Yes, there are some species of poisonous chameleons. The most notable being the Flap-necked Chameleon (Chamaeleo dilepis), which is native to parts of Africa and is one of the few known venomous lizards. It has two large venom glands located on either side of its head and can deliver a painful bite when threatened. The venom itself is not particularly dangerous to humans but it does cause intense pain and swelling around the area that was bitten for several hours afterwards.
In addition to the Flap Necked Chameleon, there are also other species that produce toxins in their saliva or skin secretions as a form of defense against predators or rivals. For instance, Girdled Lizards (Cordylus spp.), from Southern Africa, have small granules on their skin that contain an irritant substance which they release if they feel threatened.
These granules have been found to contain saponin, an organic compound with soap-like properties that can be toxic if ingested in sufficient quantities. Other species like the Panther Chameleon (Furcifer pardalis) may also secrete toxins from pores on their skin which can be harmful to predators if ingested or even just touched by them without proper protection.
Do Chameleons Produce Venom?
Yes, chameleons do produce venom. Chameleon venom is typically mild and not known to be dangerous to human health, but it can cause a painful bite. The primary purpose of the venom produced by chameleons is for self-defense and territorial disputes with other chameleons.

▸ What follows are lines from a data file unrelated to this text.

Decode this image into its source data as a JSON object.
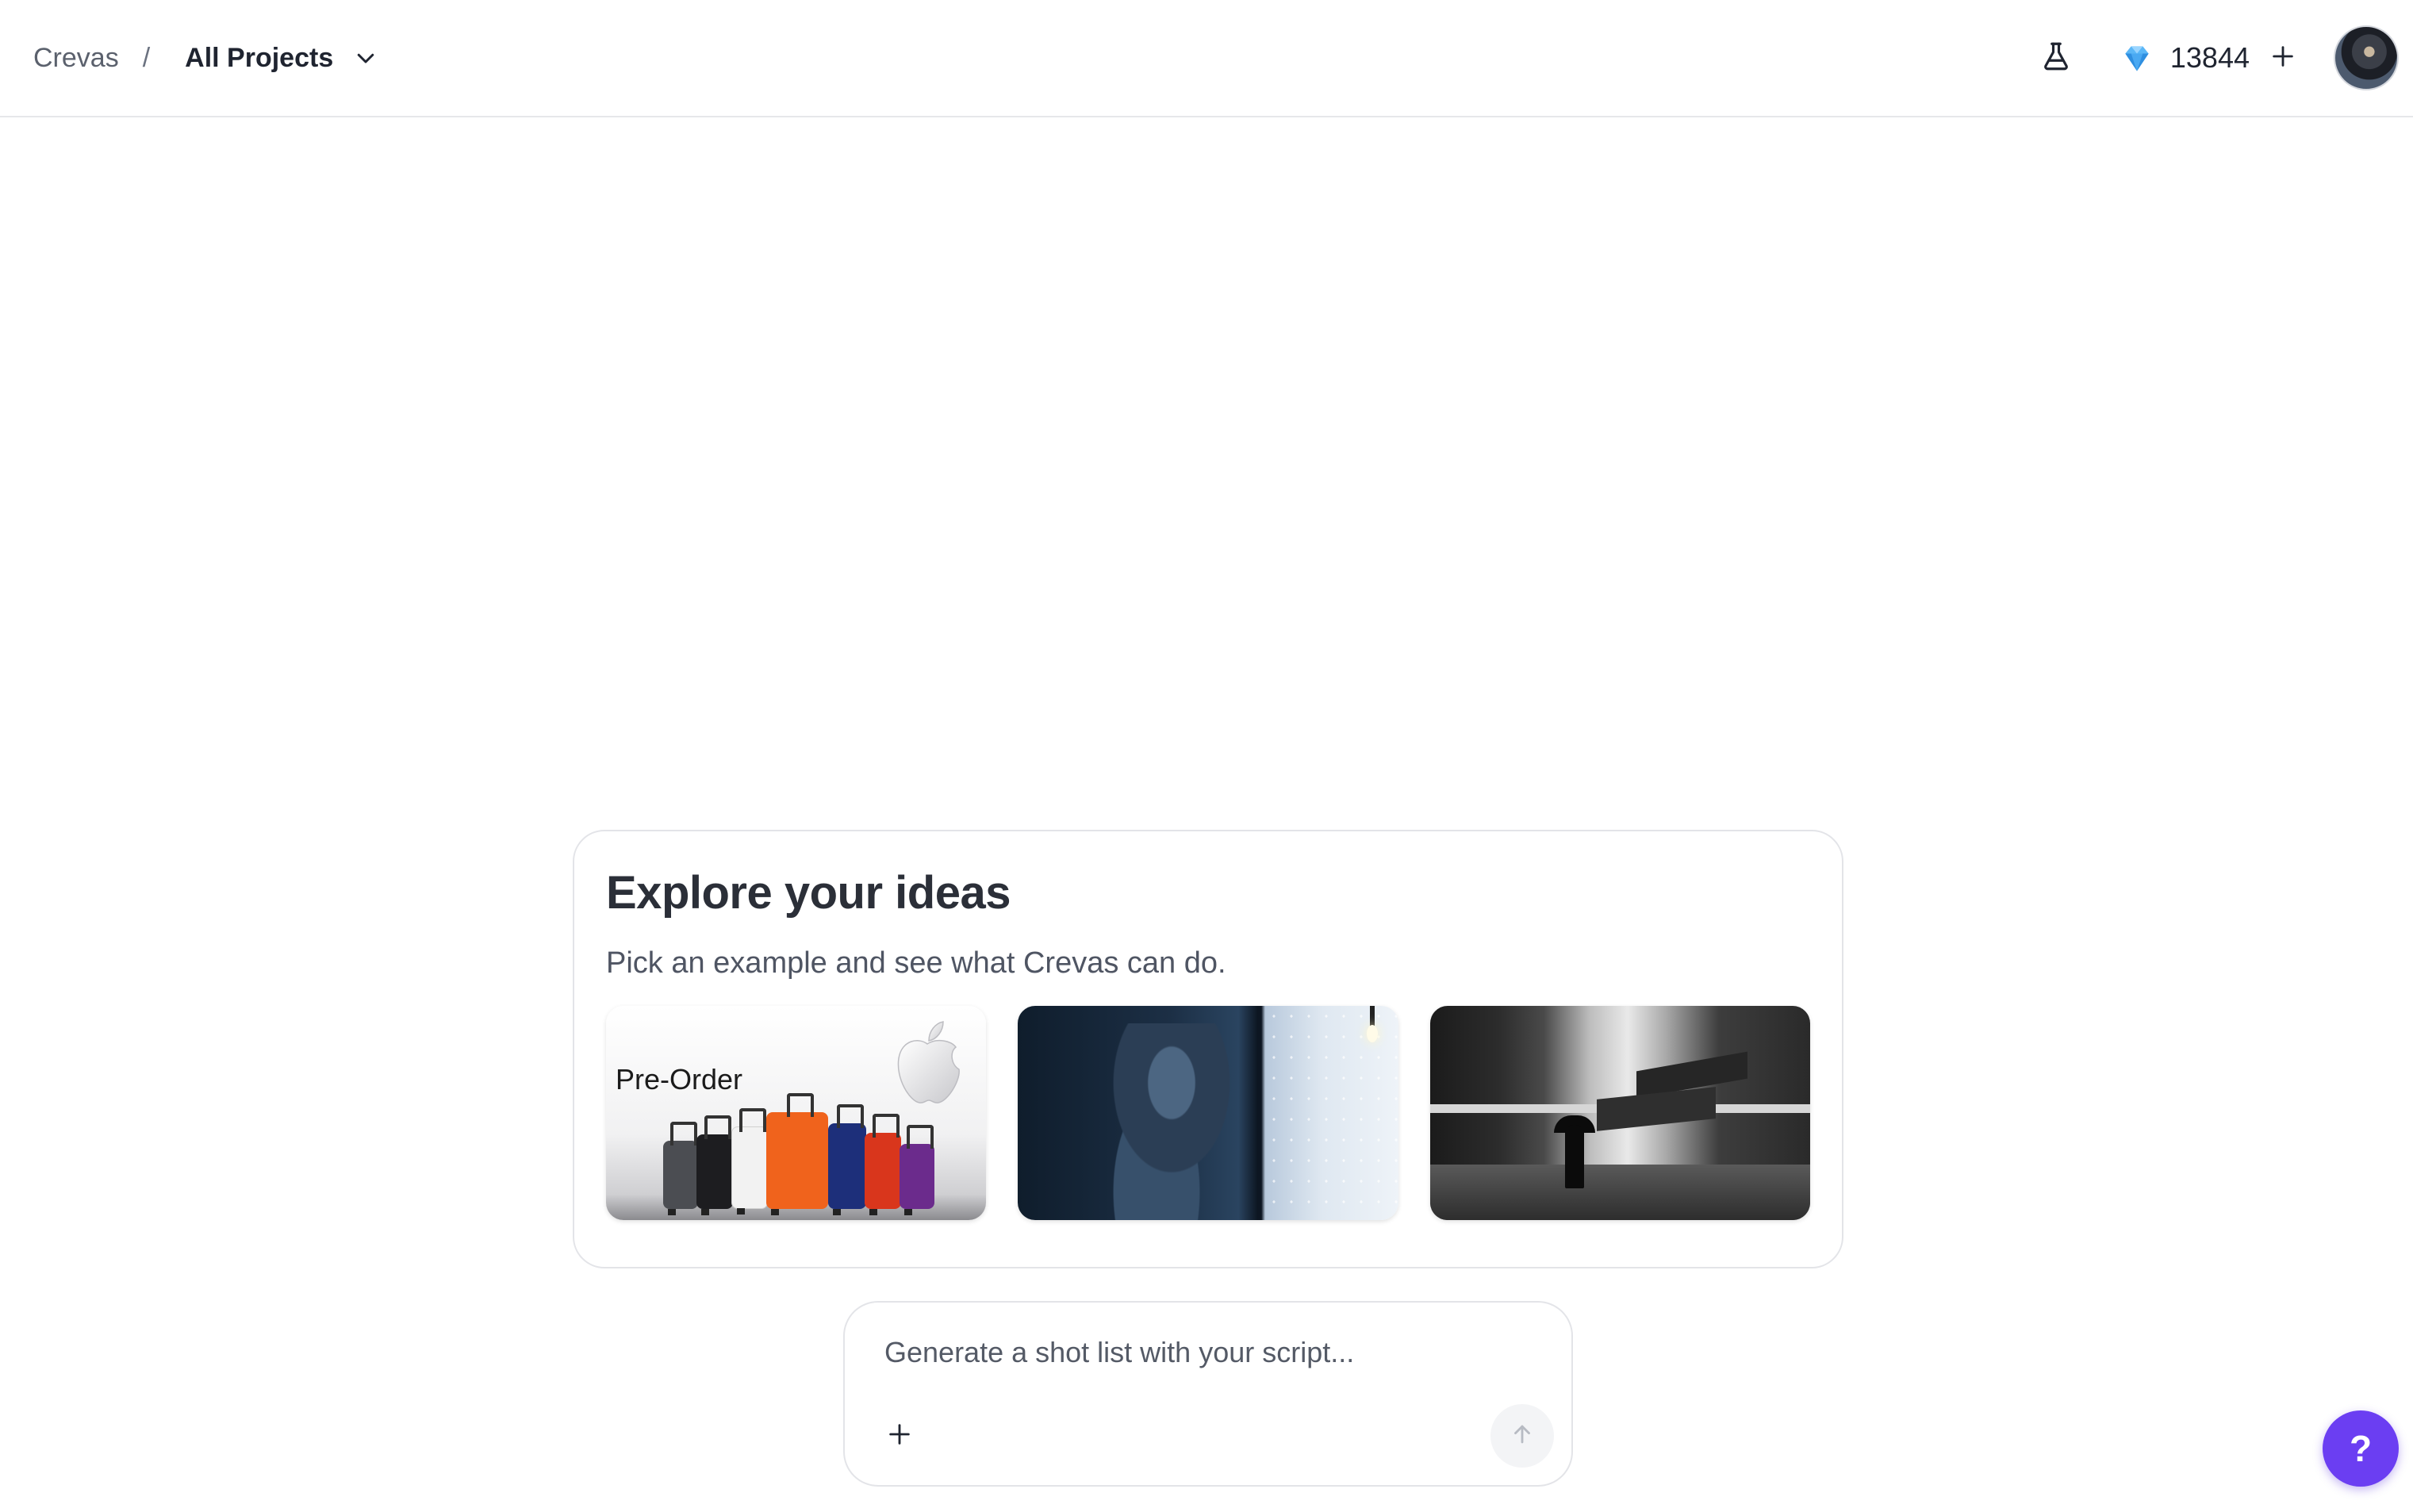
{
  "header": {
    "breadcrumb_root": "Crevas",
    "breadcrumb_separator": "/",
    "project_selector": "All Projects",
    "credits": "13844",
    "icons": {
      "lab": "flask-icon",
      "gem": "diamond-icon",
      "add": "plus-icon",
      "dropdown": "chevron-down-icon"
    }
  },
  "explore": {
    "title": "Explore your ideas",
    "subtitle": "Pick an example and see what Crevas can do.",
    "examples": [
      {
        "label": "Pre-Order",
        "theme": "luggage-product-ad"
      },
      {
        "label": "",
        "theme": "winter-window-scene"
      },
      {
        "label": "",
        "theme": "concrete-architecture-rain"
      }
    ]
  },
  "prompt": {
    "placeholder": "Generate a shot list with your script...",
    "attach_icon": "plus-icon",
    "send_icon": "arrow-up-icon"
  },
  "help": {
    "label": "?"
  },
  "colors": {
    "accent": "#6b3ef2",
    "border": "#e3e4e8",
    "text": "#1f2430",
    "muted": "#545a66",
    "gem": "#3aa0f0"
  }
}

Chameleons have specialized teeth that allow them to inject their venom into potential predators or rival chameleons with relative ease. These teeth act like hypodermic needles which hold a small amount of the venom inside them before being injected into the victim’s body.
When threatened, a chameleon will open its mouth wide and flare its gums in an attempt to appear larger and more intimidating. If this doesn’t work then the chameleon may attack by biting its target with its special modified dentition.
The intensity of the bite depends on several factors such as species type and size of the animal involved in the altercation, as well as whether or not they are experienced at using their venom effectively. Generally speaking, however, bites from most common species of chameleon are only mildly painful and rarely result in any serious injury or illness unless left untreated for an extended period of time.
Can You Get A Disease From A Chameleon?
No, you cannot get a disease from a chameleon. Chameleons are generally considered to be very healthy pets and do not carry any diseases that can be passed onto humans. While there is some risk of transmission of Salmonella bacteria, this is easily avoided by washing hands after handling the chameleon or its food and habitat items.
Chameleons should also be handled with care as they may bite if they feel threatened or scared. If a person does happen to get bitten by a chameleon, it is important to clean the wound thoroughly with soap and water as soon as possible in order to reduce the likelihood of infection. It is also recommended to consult a doctor for further advice on how to treat the wound or seek medical attention if necessary.
In conclusion, while there is no direct risk of getting a disease from a chameleon, it is still important to practice good hygiene when handling them and their habitat items in order to avoid other potential risks.
In conclusion, while chameleons are not typically considered to be poisonous, they can still inflict a painful bite if provoked. Though the venom of some species may cause mild symptoms, it has not been proven to be fatal or dangerous in most cases.
It is important to exercise caution when handling any type of reptile, and take necessary safety measures such as wearing gloves and avoiding contact with their mouths. Furthermore, it is recommended that owners seek medical attention for any bite inflicted by a chameleon regardless of its severity.
Alexander is the owner of AnimalQnA. He is a pet lover. He has created this blog to share some of his knowledge on different kinds of pets.